(Dataset rows for apps and sites)
****************************************

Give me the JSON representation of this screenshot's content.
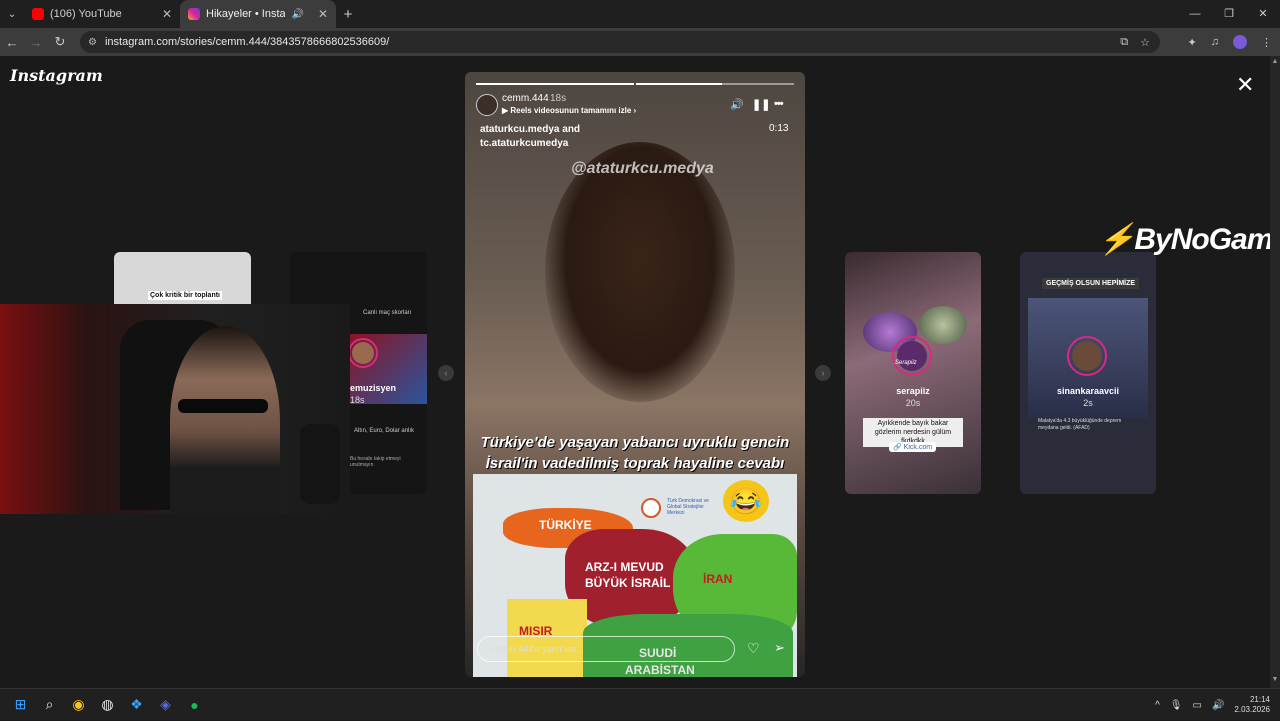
{
  "browser": {
    "tabs": [
      {
        "title": "(106) YouTube",
        "favicon_color": "#ff0000",
        "active": false
      },
      {
        "title": "Hikayeler • Instagram",
        "favicon_color": "#d6249f",
        "active": true
      }
    ],
    "url": "instagram.com/stories/cemm.444/3843578666802536609/",
    "window_controls": [
      "—",
      "❐",
      "✕"
    ]
  },
  "instagram": {
    "logo": "Instagram",
    "current_story": {
      "username": "cemm.444",
      "time_ago": "18s",
      "reels_link": "Reels videosunun tamamını izle",
      "source_line1": "ataturkcu.medya and",
      "source_line2": "tc.ataturkcumedya",
      "duration": "0:13",
      "watermark": "@ataturkcu.medya",
      "caption_line1": "Türkiye'de yaşayan yabancı uyruklu gencin",
      "caption_line2": "İsrail'in vadedilmiş toprak hayaline cevabı",
      "map_labels": {
        "turkiye": "TÜRKİYE",
        "israil1": "ARZ-I MEVUD",
        "israil2": "BÜYÜK İSRAİL",
        "iran": "İRAN",
        "misir": "MISIR",
        "suudi1": "SUUDİ",
        "suudi2": "ARABİSTAN",
        "logo_text": "Türk Demokrasi ve Global Stratejiler Merkezi"
      },
      "reply_placeholder": "cemm.444'e yanıt ver...",
      "progress_segments": 2,
      "progress_fraction": 0.5
    },
    "prev_stories": {
      "left_card_caption": "Çok kritik bir toplantı",
      "music_card": {
        "top_text": "Canlı maç skorları",
        "username": "emuzisyen",
        "time_ago": "18s",
        "bottom_text": "Altın, Euro, Dolar anlık",
        "footer": "Bu hesabı takip etmeyi unutmayın"
      }
    },
    "next_stories": [
      {
        "username": "serapiiz",
        "time_ago": "20s",
        "ring_label": "Serapiiz",
        "sticker": "Ayıkkende bayık bakar gözlerim nerdesin gülüm fkdkdkk",
        "link": "Kick.com"
      },
      {
        "username": "sinankaraavcii",
        "time_ago": "2s",
        "banner": "GEÇMİŞ OLSUN HEPİMİZE",
        "body": "Malatya'da 4.3 büyüklüğünde deprem meydana geldi. (AFAD)"
      }
    ]
  },
  "overlay": {
    "sponsor": "ByNoGame"
  },
  "taskbar": {
    "time": "21:14",
    "date": "2.03.2026"
  },
  "colors": {
    "turkiye": "#e8651e",
    "israil": "#a0202e",
    "iran": "#58b837",
    "misir": "#f2d94e",
    "suudi": "#3fa142"
  }
}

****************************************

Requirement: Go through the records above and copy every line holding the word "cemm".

Written response:
    "url": "instagram.com/stories/cemm.444/3843578666802536609/",
      "username": "cemm.444",
      "reply_placeholder": "cemm.444'e yanıt ver...",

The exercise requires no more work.